Even if dieters have cut out the cheese pizza and ice cream, losing that extra fat around the middle can prove frustrating, especially for those over 30. Author and doctor Randolph (From Hormone Hell to Hormone Well), along with women's health expert James, asserts that much of the blame can be placed on estrogen. A three-pronged approach to reverse the trend, resulting in additional weight loss, involves eating foods to balance one's hormone levels (primarily cruciferous vegetables, citrus and fiber); using a natural, topical progesterone treatment (naturally, he suggests Dr. Randolph's Natural Balance Cream); and taking seven key dietary supplements, including a range of vitamins, a ""calcium-magnesium combo"" and DHEA. The importance of exercise and physician visits are acknowledged but not discussed (""When You Will Need a Doctor"" is essentially two paragraphs about getting one's hormone levels checked). The month's worth of meal plans provided are generally tasty, healthy dishes such as Cauliflower Crab Cakes, Pickled Beets and Grilled Salmon with Dill and Lemon; that said, Randolph's bold assertions and self-promotion give the book an infomercial feel that compromises an otherwise medically sound diet.
Incorporate strength training.

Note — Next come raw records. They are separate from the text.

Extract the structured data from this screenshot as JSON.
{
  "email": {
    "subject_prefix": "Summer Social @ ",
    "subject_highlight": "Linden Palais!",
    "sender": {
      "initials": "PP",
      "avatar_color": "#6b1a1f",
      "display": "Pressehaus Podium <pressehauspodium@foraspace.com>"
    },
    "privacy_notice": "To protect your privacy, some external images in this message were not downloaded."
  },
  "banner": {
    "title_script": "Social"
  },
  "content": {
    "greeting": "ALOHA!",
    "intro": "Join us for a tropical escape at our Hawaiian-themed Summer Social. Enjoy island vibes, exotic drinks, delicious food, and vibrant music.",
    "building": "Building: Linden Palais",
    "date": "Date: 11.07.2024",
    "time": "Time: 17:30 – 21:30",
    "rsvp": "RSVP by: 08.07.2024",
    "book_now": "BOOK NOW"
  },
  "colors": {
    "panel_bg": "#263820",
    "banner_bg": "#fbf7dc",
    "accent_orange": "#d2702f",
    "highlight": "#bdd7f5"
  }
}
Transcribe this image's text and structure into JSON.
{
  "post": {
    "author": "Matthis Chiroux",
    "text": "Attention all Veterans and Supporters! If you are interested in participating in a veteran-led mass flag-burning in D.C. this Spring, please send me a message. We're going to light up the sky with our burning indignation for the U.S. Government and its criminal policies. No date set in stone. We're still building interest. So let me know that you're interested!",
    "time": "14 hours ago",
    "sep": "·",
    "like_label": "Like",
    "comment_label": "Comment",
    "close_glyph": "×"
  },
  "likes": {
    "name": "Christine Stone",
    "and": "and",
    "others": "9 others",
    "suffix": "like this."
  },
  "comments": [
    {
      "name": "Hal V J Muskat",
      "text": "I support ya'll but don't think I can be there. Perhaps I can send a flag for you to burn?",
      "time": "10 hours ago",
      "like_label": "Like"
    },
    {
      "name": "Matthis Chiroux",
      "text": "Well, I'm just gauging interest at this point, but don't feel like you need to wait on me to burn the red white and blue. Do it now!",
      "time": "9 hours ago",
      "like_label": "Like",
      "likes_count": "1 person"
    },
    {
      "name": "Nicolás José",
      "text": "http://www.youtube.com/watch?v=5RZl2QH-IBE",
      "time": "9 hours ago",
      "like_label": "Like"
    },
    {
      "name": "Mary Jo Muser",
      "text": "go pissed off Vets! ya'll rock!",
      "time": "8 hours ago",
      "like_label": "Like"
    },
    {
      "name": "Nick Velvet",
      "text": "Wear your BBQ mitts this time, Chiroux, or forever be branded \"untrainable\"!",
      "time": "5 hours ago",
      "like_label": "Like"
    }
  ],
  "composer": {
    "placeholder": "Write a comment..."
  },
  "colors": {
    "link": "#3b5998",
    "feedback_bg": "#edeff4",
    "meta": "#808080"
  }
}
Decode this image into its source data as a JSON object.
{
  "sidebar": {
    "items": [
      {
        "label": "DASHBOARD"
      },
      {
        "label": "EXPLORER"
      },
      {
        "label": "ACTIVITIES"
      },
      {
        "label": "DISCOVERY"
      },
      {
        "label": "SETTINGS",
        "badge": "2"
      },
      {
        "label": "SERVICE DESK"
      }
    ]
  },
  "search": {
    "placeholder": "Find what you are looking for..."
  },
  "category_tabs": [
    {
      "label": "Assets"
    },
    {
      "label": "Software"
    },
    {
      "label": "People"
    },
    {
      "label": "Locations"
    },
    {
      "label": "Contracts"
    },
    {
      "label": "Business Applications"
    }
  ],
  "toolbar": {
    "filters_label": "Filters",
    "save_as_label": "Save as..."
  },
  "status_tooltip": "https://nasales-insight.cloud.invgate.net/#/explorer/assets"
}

While it's true you'll need to lose the fat over your abdominals so that your muscle tone can show through, don't rely on cardio alone to get the job done. Muscle will help reshape your body and allow you to actually burn calories while your body is at rest, not just when you're hitting the gym. Studies show that those who lift weights have a lower fat mass percentage than those who do aerobic exercise alone.
It's not just about weight loss. Having great gut health is linked to good health throughout your body. Scientists in this rapidly growing field are finding connections between gut microbes and the immune system, weight loss, gastrointestinal health, allergies, asthma, and even cancer. With every study that's published, scientists become more convinced that having a healthy gut leads to having a healthy body.
Don’t get so into your abs that you overlook your other muscles. You'll look better if all your core muscles are firm. That includes your glutes and back muscles. Pilates exercises are one way to work all of the core muscles, plus the arms and legs. A boot camp class or personal trainer can do the job, too. New to exercise? Start slowly. If you've got a health issue, check with your doctor first.
In this book, we look at all of the ways you can improve your own gut health, starting with the food you eat. My diet recommendations, meal plans, and recipes will help feed and protect your gut microbes. And we look at the many other steps you can take to support your beneficial bacteria, from avoiding unnecessary antibiotics to changing the way you think about dirt and germs. Even the choices you make about how you bring your children into the world can have an impact on your family’s microbiomes.